● **Work instruction**
Nothing may be dropped or altered: reproduce all the data.

● **Provided data**
((

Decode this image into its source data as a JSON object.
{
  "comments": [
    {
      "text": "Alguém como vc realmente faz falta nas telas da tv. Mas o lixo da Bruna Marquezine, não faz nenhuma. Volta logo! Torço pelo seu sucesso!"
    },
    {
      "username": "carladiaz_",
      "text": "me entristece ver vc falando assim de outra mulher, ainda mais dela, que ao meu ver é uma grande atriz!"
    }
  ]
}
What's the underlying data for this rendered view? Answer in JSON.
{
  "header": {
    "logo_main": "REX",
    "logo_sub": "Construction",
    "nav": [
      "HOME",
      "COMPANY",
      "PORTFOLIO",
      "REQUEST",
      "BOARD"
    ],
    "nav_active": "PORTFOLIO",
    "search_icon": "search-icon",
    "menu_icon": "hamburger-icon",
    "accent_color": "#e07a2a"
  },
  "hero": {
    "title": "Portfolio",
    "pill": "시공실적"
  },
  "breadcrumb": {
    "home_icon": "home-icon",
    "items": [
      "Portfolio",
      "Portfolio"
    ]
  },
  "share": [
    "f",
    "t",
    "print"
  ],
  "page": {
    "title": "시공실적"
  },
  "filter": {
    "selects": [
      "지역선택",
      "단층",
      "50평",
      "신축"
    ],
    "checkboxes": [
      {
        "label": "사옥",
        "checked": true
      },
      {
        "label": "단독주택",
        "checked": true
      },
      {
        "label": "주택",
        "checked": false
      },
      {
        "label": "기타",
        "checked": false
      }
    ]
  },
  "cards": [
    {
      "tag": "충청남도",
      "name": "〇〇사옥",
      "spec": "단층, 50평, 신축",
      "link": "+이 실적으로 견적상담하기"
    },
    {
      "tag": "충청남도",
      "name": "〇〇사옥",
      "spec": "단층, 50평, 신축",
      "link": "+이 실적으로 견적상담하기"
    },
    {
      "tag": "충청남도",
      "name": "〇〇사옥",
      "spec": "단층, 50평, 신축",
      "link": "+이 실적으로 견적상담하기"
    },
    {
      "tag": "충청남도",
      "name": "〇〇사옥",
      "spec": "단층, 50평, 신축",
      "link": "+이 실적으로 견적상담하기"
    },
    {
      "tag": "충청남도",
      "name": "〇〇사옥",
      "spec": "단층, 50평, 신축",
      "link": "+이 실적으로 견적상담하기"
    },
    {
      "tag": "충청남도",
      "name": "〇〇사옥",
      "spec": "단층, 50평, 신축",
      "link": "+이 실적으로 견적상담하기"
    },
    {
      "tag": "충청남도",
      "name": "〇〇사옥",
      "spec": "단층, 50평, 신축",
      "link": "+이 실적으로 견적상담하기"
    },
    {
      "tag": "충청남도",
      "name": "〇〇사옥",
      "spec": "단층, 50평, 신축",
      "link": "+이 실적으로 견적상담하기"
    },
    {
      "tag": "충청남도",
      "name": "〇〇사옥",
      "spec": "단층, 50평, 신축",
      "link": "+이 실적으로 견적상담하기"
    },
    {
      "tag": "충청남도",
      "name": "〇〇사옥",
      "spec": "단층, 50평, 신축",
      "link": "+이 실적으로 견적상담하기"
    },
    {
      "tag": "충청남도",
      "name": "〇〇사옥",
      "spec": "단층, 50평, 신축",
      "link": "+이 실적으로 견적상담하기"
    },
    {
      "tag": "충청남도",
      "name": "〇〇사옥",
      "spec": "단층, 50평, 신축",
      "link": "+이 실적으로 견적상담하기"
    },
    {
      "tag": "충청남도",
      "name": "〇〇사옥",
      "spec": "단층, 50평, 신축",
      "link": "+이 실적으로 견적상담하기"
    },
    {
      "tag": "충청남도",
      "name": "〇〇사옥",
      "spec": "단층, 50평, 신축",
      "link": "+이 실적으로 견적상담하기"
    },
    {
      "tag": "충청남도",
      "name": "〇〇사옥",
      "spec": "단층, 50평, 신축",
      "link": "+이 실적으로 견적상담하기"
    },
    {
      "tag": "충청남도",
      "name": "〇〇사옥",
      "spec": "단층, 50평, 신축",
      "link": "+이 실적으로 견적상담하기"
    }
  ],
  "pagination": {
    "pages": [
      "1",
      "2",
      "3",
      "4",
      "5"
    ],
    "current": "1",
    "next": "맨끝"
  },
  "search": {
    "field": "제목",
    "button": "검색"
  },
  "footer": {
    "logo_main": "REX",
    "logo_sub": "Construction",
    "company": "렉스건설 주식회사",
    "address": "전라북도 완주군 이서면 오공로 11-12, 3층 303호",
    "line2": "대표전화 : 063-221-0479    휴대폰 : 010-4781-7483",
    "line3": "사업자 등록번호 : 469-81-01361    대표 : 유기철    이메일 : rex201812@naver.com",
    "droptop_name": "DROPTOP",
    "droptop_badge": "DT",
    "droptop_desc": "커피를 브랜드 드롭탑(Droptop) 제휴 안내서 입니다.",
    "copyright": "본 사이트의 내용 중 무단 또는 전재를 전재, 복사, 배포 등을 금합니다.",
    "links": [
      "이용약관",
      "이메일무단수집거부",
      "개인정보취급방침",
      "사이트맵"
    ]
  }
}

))

● **Output of the task**
Decode this image into its source data as a JSON object.
{
  "comments": [
    {
      "text": "Alguém como vc realmente faz falta nas telas da tv. Mas o lixo da Bruna Marquezine, não faz nenhuma. Volta logo! Torço pelo seu sucesso!"
    },
    {
      "username": "carladiaz_",
      "text": "me entristece ver vc falando assim de outra mulher, ainda mais dela, que ao meu ver é uma grande atriz!"
    }
  ]
}
What's the underlying data for this rendered view? Answer in JSON.
{
  "header": {
    "logo_main": "REX",
    "logo_sub": "Construction",
    "nav": [
      "HOME",
      "COMPANY",
      "PORTFOLIO",
      "REQUEST",
      "BOARD"
    ],
    "nav_active": "PORTFOLIO",
    "search_icon": "search-icon",
    "menu_icon": "hamburger-icon",
    "accent_color": "#e07a2a"
  },
  "hero": {
    "title": "Portfolio",
    "pill": "시공실적"
  },
  "breadcrumb": {
    "home_icon": "home-icon",
    "items": [
      "Portfolio",
      "Portfolio"
    ]
  },
  "share": [
    "f",
    "t",
    "print"
  ],
  "page": {
    "title": "시공실적"
  },
  "filter": {
    "selects": [
      "지역선택",
      "단층",
      "50평",
      "신축"
    ],
    "checkboxes": [
      {
        "label": "사옥",
        "checked": true
      },
      {
        "label": "단독주택",
        "checked": true
      },
      {
        "label": "주택",
        "checked": false
      },
      {
        "label": "기타",
        "checked": false
      }
    ]
  },
  "cards": [
    {
      "tag": "충청남도",
      "name": "〇〇사옥",
      "spec": "단층, 50평, 신축",
      "link": "+이 실적으로 견적상담하기"
    },
    {
      "tag": "충청남도",
      "name": "〇〇사옥",
      "spec": "단층, 50평, 신축",
      "link": "+이 실적으로 견적상담하기"
    },
    {
      "tag": "충청남도",
      "name": "〇〇사옥",
      "spec": "단층, 50평, 신축",
      "link": "+이 실적으로 견적상담하기"
    },
    {
      "tag": "충청남도",
      "name": "〇〇사옥",
      "spec": "단층, 50평, 신축",
      "link": "+이 실적으로 견적상담하기"
    },
    {
      "tag": "충청남도",
      "name": "〇〇사옥",
      "spec": "단층, 50평, 신축",
      "link": "+이 실적으로 견적상담하기"
    },
    {
      "tag": "충청남도",
      "name": "〇〇사옥",
      "spec": "단층, 50평, 신축",
      "link": "+이 실적으로 견적상담하기"
    },
    {
      "tag": "충청남도",
      "name": "〇〇사옥",
      "spec": "단층, 50평, 신축",
      "link": "+이 실적으로 견적상담하기"
    },
    {
      "tag": "충청남도",
      "name": "〇〇사옥",
      "spec": "단층, 50평, 신축",
      "link": "+이 실적으로 견적상담하기"
    },
    {
      "tag": "충청남도",
      "name": "〇〇사옥",
      "spec": "단층, 50평, 신축",
      "link": "+이 실적으로 견적상담하기"
    },
    {
      "tag": "충청남도",
      "name": "〇〇사옥",
      "spec": "단층, 50평, 신축",
      "link": "+이 실적으로 견적상담하기"
    },
    {
      "tag": "충청남도",
      "name": "〇〇사옥",
      "spec": "단층, 50평, 신축",
      "link": "+이 실적으로 견적상담하기"
    },
    {
      "tag": "충청남도",
      "name": "〇〇사옥",
      "spec": "단층, 50평, 신축",
      "link": "+이 실적으로 견적상담하기"
    },
    {
      "tag": "충청남도",
      "name": "〇〇사옥",
      "spec": "단층, 50평, 신축",
      "link": "+이 실적으로 견적상담하기"
    },
    {
      "tag": "충청남도",
      "name": "〇〇사옥",
      "spec": "단층, 50평, 신축",
      "link": "+이 실적으로 견적상담하기"
    },
    {
      "tag": "충청남도",
      "name": "〇〇사옥",
      "spec": "단층, 50평, 신축",
      "link": "+이 실적으로 견적상담하기"
    },
    {
      "tag": "충청남도",
      "name": "〇〇사옥",
      "spec": "단층, 50평, 신축",
      "link": "+이 실적으로 견적상담하기"
    }
  ],
  "pagination": {
    "pages": [
      "1",
      "2",
      "3",
      "4",
      "5"
    ],
    "current": "1",
    "next": "맨끝"
  },
  "search": {
    "field": "제목",
    "button": "검색"
  },
  "footer": {
    "logo_main": "REX",
    "logo_sub": "Construction",
    "company": "렉스건설 주식회사",
    "address": "전라북도 완주군 이서면 오공로 11-12, 3층 303호",
    "line2": "대표전화 : 063-221-0479    휴대폰 : 010-4781-7483",
    "line3": "사업자 등록번호 : 469-81-01361    대표 : 유기철    이메일 : rex201812@naver.com",
    "droptop_name": "DROPTOP",
    "droptop_badge": "DT",
    "droptop_desc": "커피를 브랜드 드롭탑(Droptop) 제휴 안내서 입니다.",
    "copyright": "본 사이트의 내용 중 무단 또는 전재를 전재, 복사, 배포 등을 금합니다.",
    "links": [
      "이용약관",
      "이메일무단수집거부",
      "개인정보취급방침",
      "사이트맵"
    ]
  }
}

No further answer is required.